Matilda did not actually manage to appear in England to challenge Stephen until 1139, four years after Stephen had seized the throne. More importantly, Stephen had the support of the Baronage and the Church. All of the Baronage and the Church had sworn fealty to King Henry's daughter Matilda, but after Henry's death, the Anglo-Saxon Chronicle tells us that the barons and leading Churchmen transferred their allegiance to Stephen. These nobles and leading Churchmen included Geoffrey de Mandeville, Ranulf the Earl of Chester, Chancellor Roger, Archbishop William Curbeil, Bishop Roger of Salisbury, Bishop Alexander of London, and Bishop Nigel of Ely. Obviously all were in the state of mind that Stephen was more appropriate for the job than Matilda. With such support, Stephen was able to take full control of England, and was crowned in Westminster Abbey before Matilda was even able to challenge him.

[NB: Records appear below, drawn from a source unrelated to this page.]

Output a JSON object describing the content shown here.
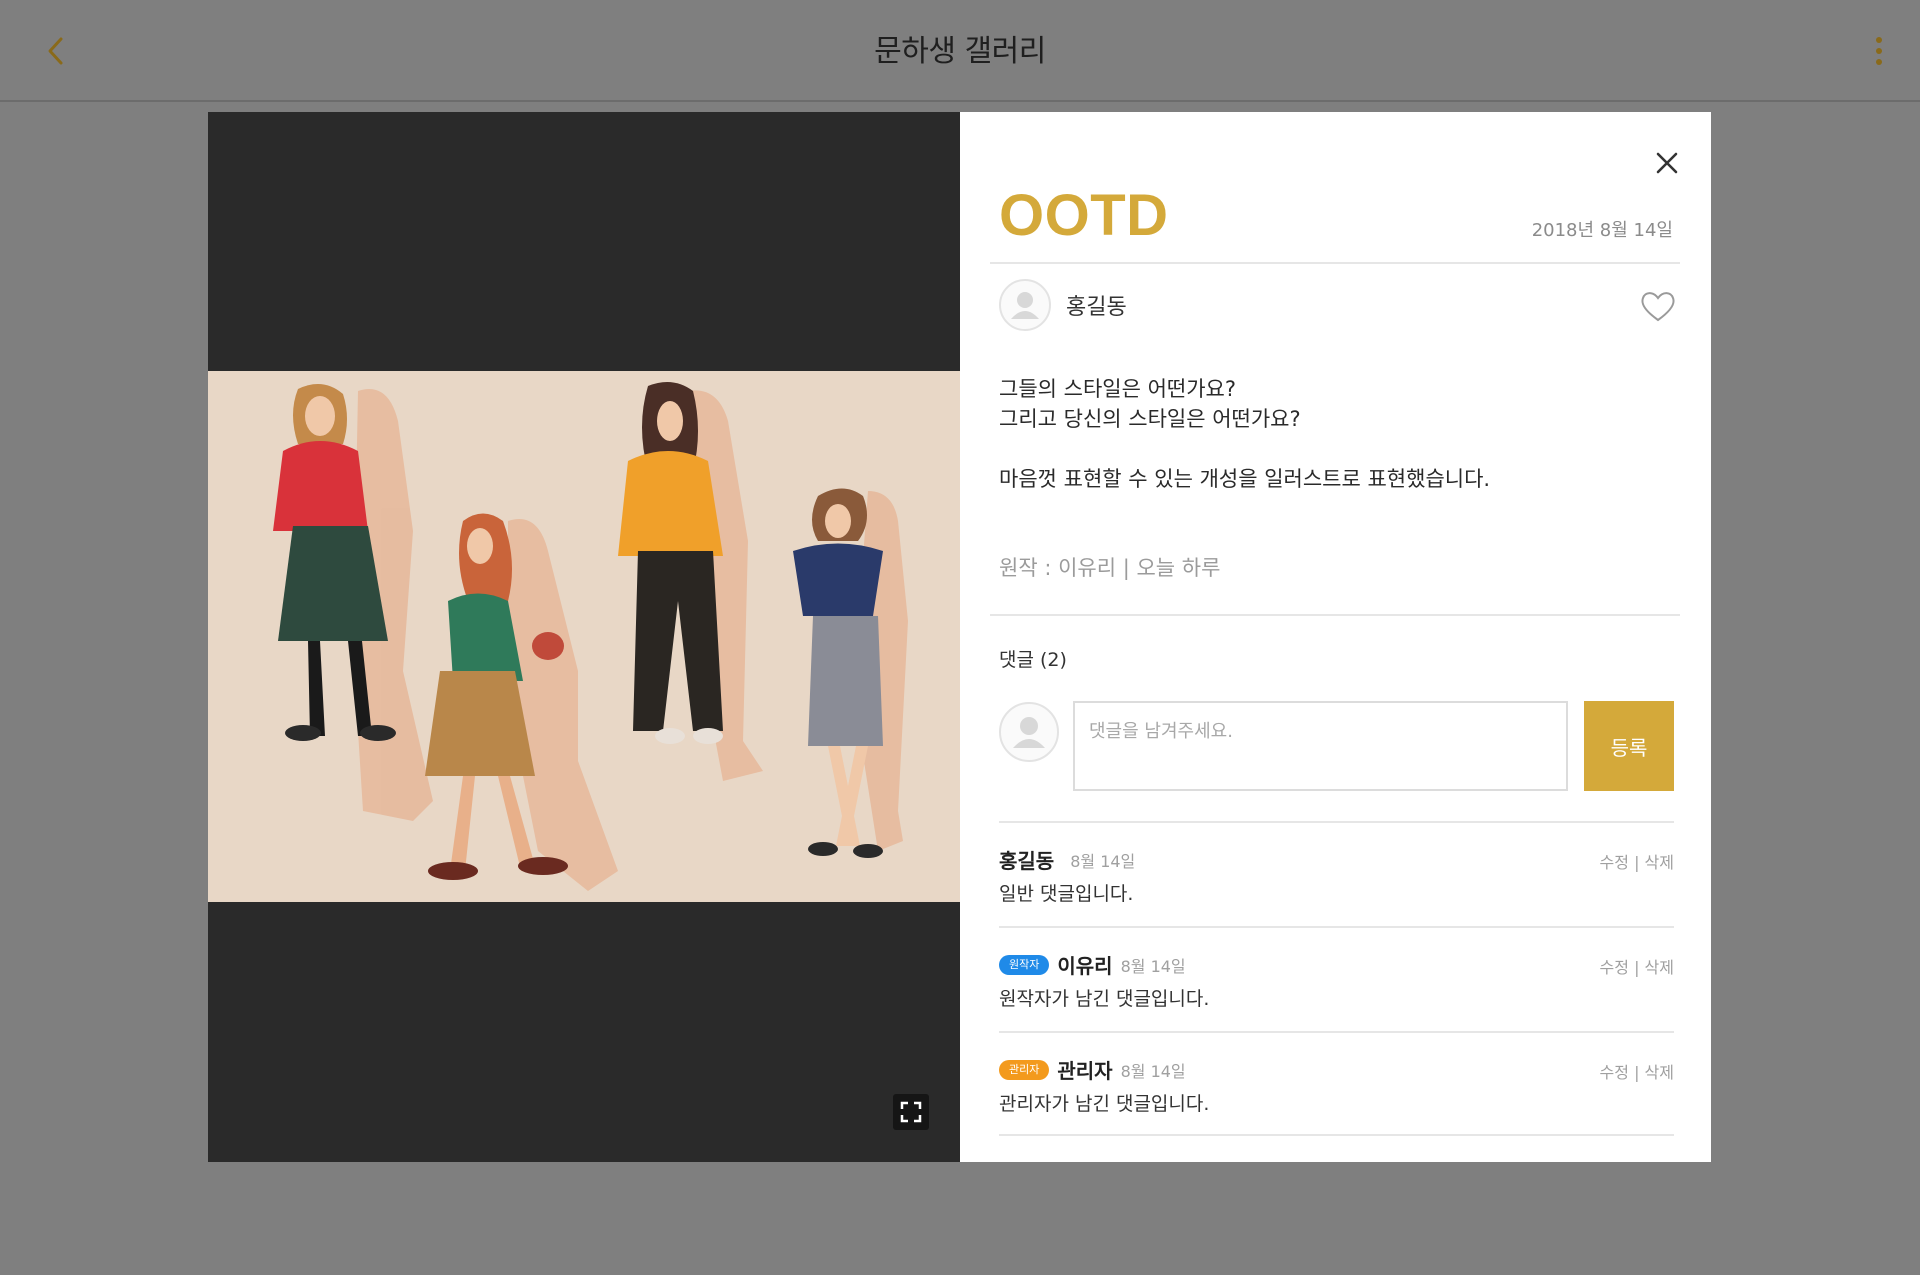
{
  "appbar": {
    "title": "문하생 갤러리",
    "back_icon": "chevron-left-icon",
    "more_icon": "more-vertical-icon",
    "accent_color": "#8a6a1a"
  },
  "post": {
    "title": "OOTD",
    "date": "2018년 8월 14일",
    "author": "홍길동",
    "body_lines": [
      "그들의 스타일은 어떤가요?",
      "그리고 당신의 스타일은 어떤가요?",
      "",
      "마음껏 표현할 수 있는 개성을 일러스트로 표현했습니다."
    ],
    "credit": "원작 : 이유리 | 오늘 하루",
    "title_color": "#d4a93a"
  },
  "comments": {
    "heading": "댓글 (2)",
    "input_placeholder": "댓글을 남겨주세요.",
    "submit_label": "등록",
    "items": [
      {
        "badge": "",
        "name": "홍길동",
        "date": "8월 14일",
        "text": "일반 댓글입니다.",
        "edit": "수정",
        "sep": " | ",
        "delete": "삭제"
      },
      {
        "badge": "원작자",
        "name": "이유리",
        "date": "8월 14일",
        "text": "원작자가 남긴 댓글입니다.",
        "edit": "수정",
        "sep": " | ",
        "delete": "삭제"
      },
      {
        "badge": "관리자",
        "name": "관리자",
        "date": "8월 14일",
        "text": "관리자가 남긴 댓글입니다.",
        "edit": "수정",
        "sep": " | ",
        "delete": "삭제"
      }
    ]
  }
}
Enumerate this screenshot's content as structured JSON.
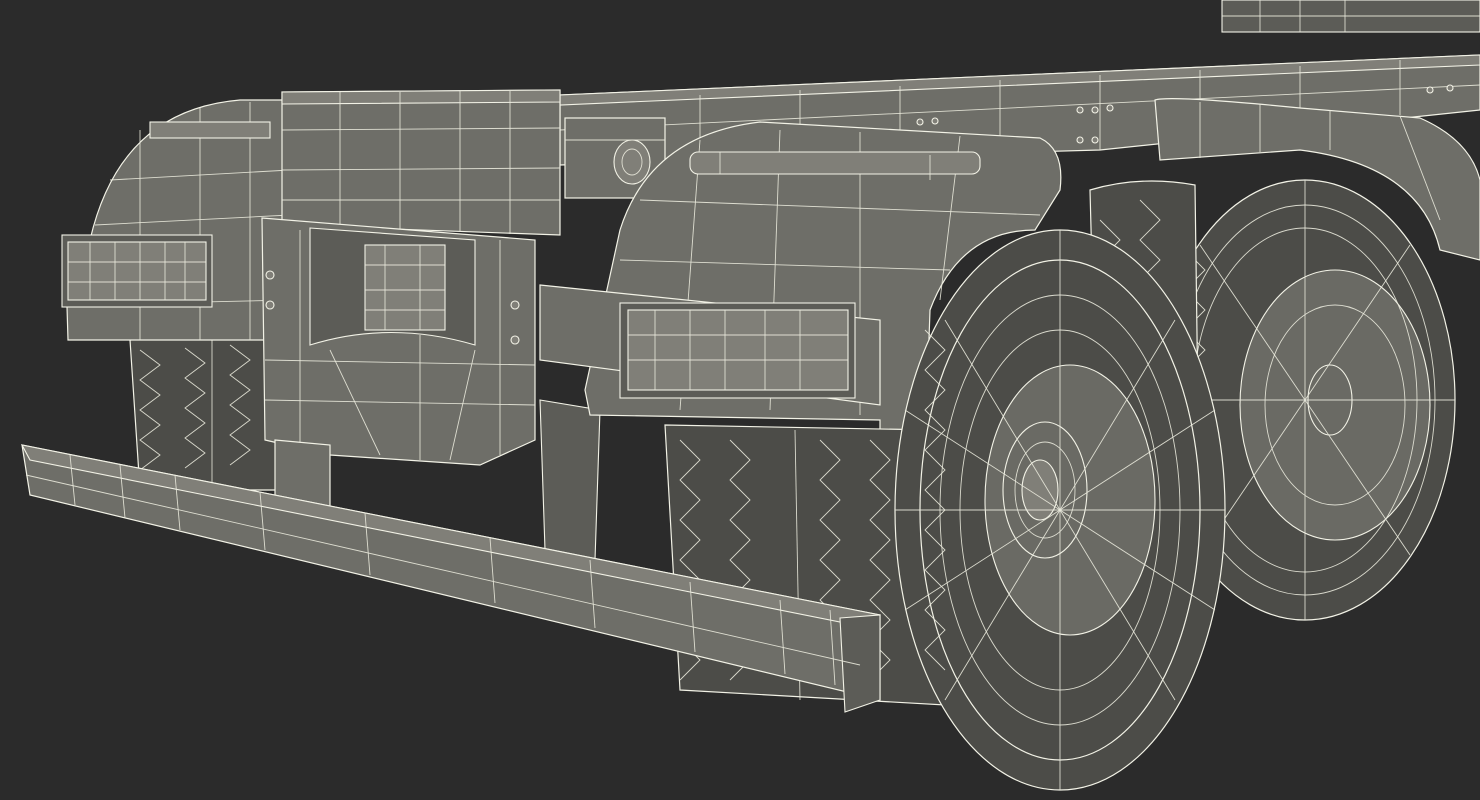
{
  "scene": {
    "subject": "wireframe-3d-truck-chassis-rear",
    "colors": {
      "background": "#2b2b2b",
      "mesh_fill": "#6e6e68",
      "wire": "#f2f2e6",
      "tire": "#4c4c48"
    }
  }
}
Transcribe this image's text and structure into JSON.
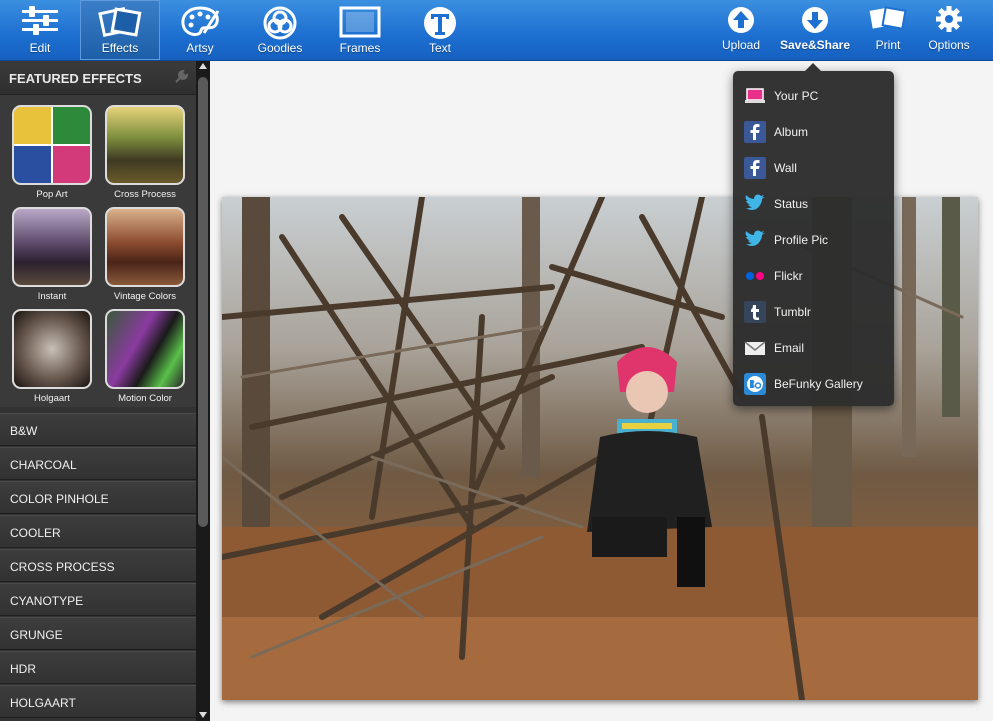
{
  "toolbar": {
    "tools": [
      {
        "label": "Edit"
      },
      {
        "label": "Effects"
      },
      {
        "label": "Artsy"
      },
      {
        "label": "Goodies"
      },
      {
        "label": "Frames"
      },
      {
        "label": "Text"
      }
    ],
    "actions": [
      {
        "label": "Upload"
      },
      {
        "label": "Save&Share"
      },
      {
        "label": "Print"
      },
      {
        "label": "Options"
      }
    ],
    "accent_color": "#1d6fd0"
  },
  "sidebar": {
    "featured_title": "FEATURED EFFECTS",
    "featured": [
      {
        "label": "Pop Art"
      },
      {
        "label": "Cross Process"
      },
      {
        "label": "Instant"
      },
      {
        "label": "Vintage Colors"
      },
      {
        "label": "Holgaart"
      },
      {
        "label": "Motion Color"
      }
    ],
    "categories": [
      "B&W",
      "CHARCOAL",
      "COLOR PINHOLE",
      "COOLER",
      "CROSS PROCESS",
      "CYANOTYPE",
      "GRUNGE",
      "HDR",
      "HOLGAART"
    ]
  },
  "share_menu": {
    "items": [
      {
        "label": "Your PC",
        "icon": "laptop-icon"
      },
      {
        "label": "Album",
        "icon": "facebook-icon"
      },
      {
        "label": "Wall",
        "icon": "facebook-icon"
      },
      {
        "label": "Status",
        "icon": "twitter-bird-icon"
      },
      {
        "label": "Profile Pic",
        "icon": "twitter-bird-icon"
      },
      {
        "label": "Flickr",
        "icon": "flickr-icon"
      },
      {
        "label": "Tumblr",
        "icon": "tumblr-icon"
      },
      {
        "label": "Email",
        "icon": "envelope-icon"
      },
      {
        "label": "BeFunky Gallery",
        "icon": "befunky-icon"
      }
    ]
  }
}
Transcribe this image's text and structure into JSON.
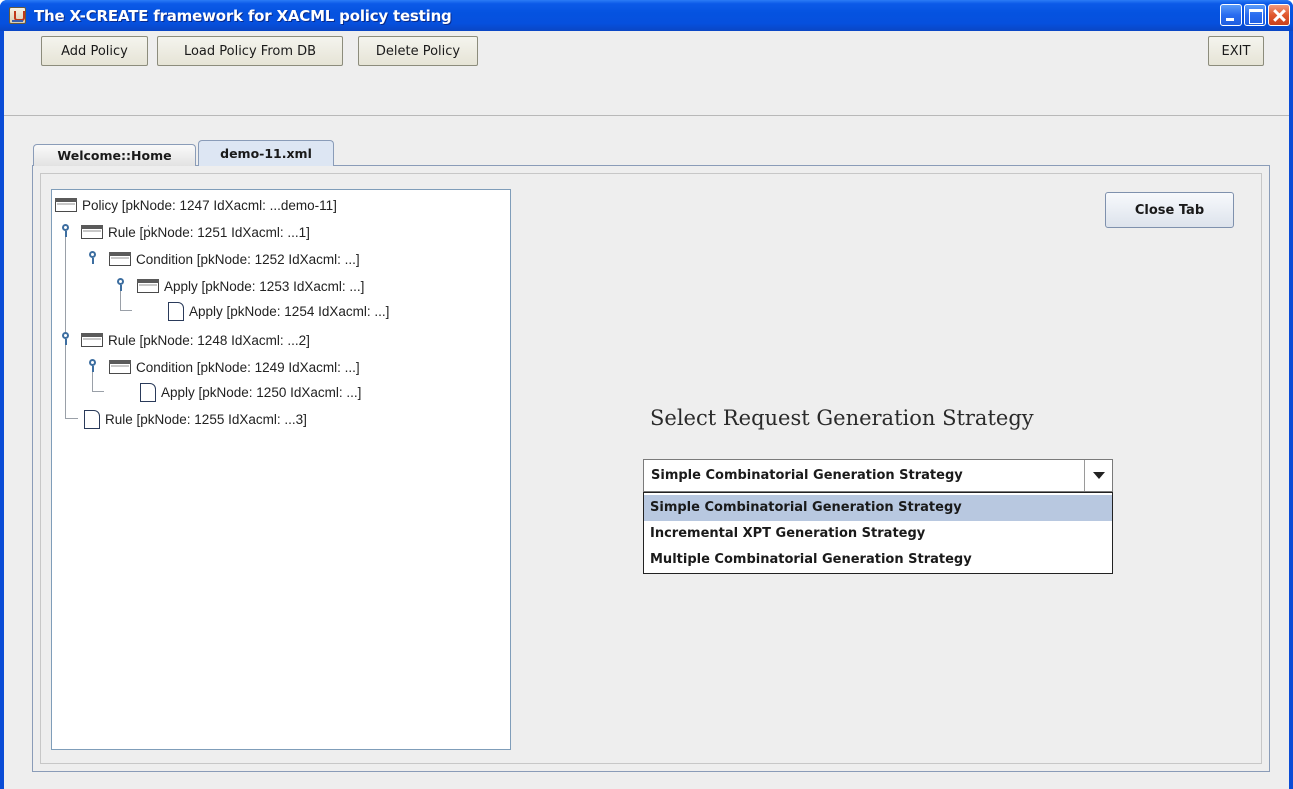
{
  "window": {
    "title": "The X-CREATE framework for XACML policy testing",
    "title_bar_color": "#0553e0"
  },
  "toolbar": {
    "add_policy_label": "Add Policy",
    "load_policy_label": "Load Policy From DB",
    "delete_policy_label": "Delete Policy",
    "exit_label": "EXIT"
  },
  "tabs": [
    {
      "label": "Welcome::Home",
      "active": false
    },
    {
      "label": "demo-11.xml",
      "active": true
    }
  ],
  "tree": {
    "nodes": [
      {
        "label": "Policy [pkNode: 1247 IdXacml: ...demo-11]",
        "type": "folder",
        "depth": 0
      },
      {
        "label": "Rule [pkNode: 1251 IdXacml: ...1]",
        "type": "folder",
        "depth": 0
      },
      {
        "label": "Condition [pkNode: 1252 IdXacml: ...]",
        "type": "folder",
        "depth": 1
      },
      {
        "label": "Apply [pkNode: 1253 IdXacml: ...]",
        "type": "folder",
        "depth": 2
      },
      {
        "label": "Apply [pkNode: 1254 IdXacml: ...]",
        "type": "leaf",
        "depth": 3
      },
      {
        "label": "Rule [pkNode: 1248 IdXacml: ...2]",
        "type": "folder",
        "depth": 0
      },
      {
        "label": "Condition [pkNode: 1249 IdXacml: ...]",
        "type": "folder",
        "depth": 1
      },
      {
        "label": "Apply [pkNode: 1250 IdXacml: ...]",
        "type": "leaf",
        "depth": 2
      },
      {
        "label": "Rule [pkNode: 1255 IdXacml: ...3]",
        "type": "leaf",
        "depth": 0
      }
    ]
  },
  "close_tab_label": "Close Tab",
  "strategy": {
    "heading": "Select Request Generation Strategy",
    "selected": "Simple Combinatorial Generation Strategy",
    "options": [
      "Simple Combinatorial Generation Strategy",
      "Incremental XPT Generation Strategy",
      "Multiple Combinatorial Generation Strategy"
    ],
    "highlight_color": "#b8c8e0"
  }
}
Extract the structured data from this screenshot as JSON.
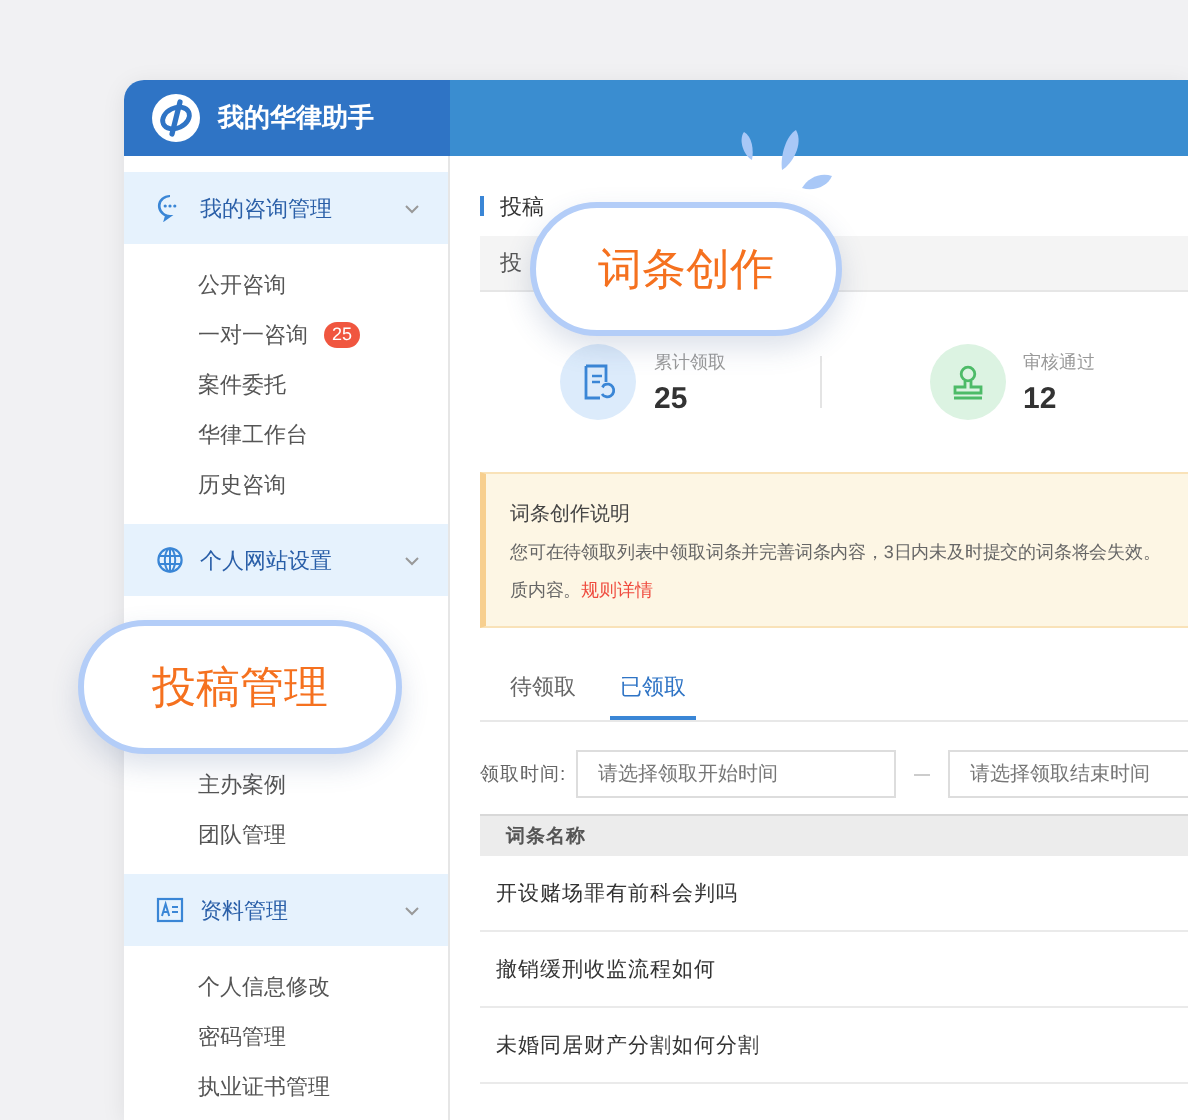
{
  "app": {
    "title": "我的华律助手"
  },
  "sidebar": {
    "groups": [
      {
        "label": "我的咨询管理",
        "items": [
          {
            "label": "公开咨询"
          },
          {
            "label": "一对一咨询",
            "badge": "25"
          },
          {
            "label": "案件委托"
          },
          {
            "label": "华律工作台"
          },
          {
            "label": "历史咨询"
          }
        ]
      },
      {
        "label": "个人网站设置",
        "items": [
          {
            "label": "主办案例"
          },
          {
            "label": "团队管理"
          }
        ]
      },
      {
        "label": "资料管理",
        "items": [
          {
            "label": "个人信息修改"
          },
          {
            "label": "密码管理"
          },
          {
            "label": "执业证书管理"
          }
        ]
      }
    ]
  },
  "content": {
    "breadcrumb": "投稿",
    "tab_bar": {
      "label": "投"
    },
    "stats": [
      {
        "label": "累计领取",
        "value": "25"
      },
      {
        "label": "审核通过",
        "value": "12"
      }
    ],
    "notice": {
      "title": "词条创作说明",
      "text": "您可在待领取列表中领取词条并完善词条内容，3日内未及时提交的词条将会失效。",
      "text_2": "质内容。",
      "link": "规则详情"
    },
    "tabs": [
      {
        "label": "待领取",
        "selected": false
      },
      {
        "label": "已领取",
        "selected": true
      }
    ],
    "filter": {
      "label": "领取时间:",
      "start_placeholder": "请选择领取开始时间",
      "end_placeholder": "请选择领取结束时间"
    },
    "table": {
      "columns": [
        "词条名称"
      ],
      "rows": [
        [
          "开设赌场罪有前科会判吗"
        ],
        [
          "撤销缓刑收监流程如何"
        ],
        [
          "未婚同居财产分割如何分割"
        ]
      ]
    }
  },
  "callouts": [
    {
      "text": "词条创作",
      "splash": true
    },
    {
      "text": "投稿管理",
      "splash": false
    }
  ]
}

An interesting point to consider is that Stephen was among those who had sworn fealty to the Empress because he owned vast estates in England. However, he ignored his oath and seized the throne when the opportunity arose.

Today we may consider that hereditary right is more important than support for a person to succeed into positions in a monarchy. However this was not completely true for the time at which this particular accession occurred. Winston Churchill (pg.337) informs us that in Anglo-Saxon times in England, all that was needed for someone to succeed to the throne was for them to have the most support. However during the time of Stephen and Matilda, the idea of hereditary right applying before support was only just developing, so at this time a king needed to have both hereditary right and support. A king with a legitimate claim in both these areas would also have been required to be involved in many practical duties such as warfare and fighting. This meant that many probably saw a woman as unfit for the role of being King. So it may have been that this was another reason for many to reject the Empress Matilda as the leader of England.

R.H.C. Davis, in writing about this particular incident, says that the English throne was Maud's by hereditary right; Stephen's by election and coronation (Davis, in Churchill, p.350) The fact remains that Matilda was overlooked in her claim to the throne. It was Stephen who gained the throne, not just because he was crowned before Matilda could challenge, but also because he had hereditary right, was probably considered more appropriate for the position, and had the support of the Church and Baronage(a must for a king of the time). Without these advantages, Stephen may not have succeeded in seizing the crown of England.


Anglo-Saxon Chronicle, 1996, Coombe Books, Surrey(England).
Hallam, Elizabeth, 1986, The Plantagenet Chronicles, George Weidenfild & Nicolson,
Churchill, Winston, 1969, Anarchy in England, in History of the English Speaking Peoples,
Vol.11, pgs.337, 342-344, 350-356.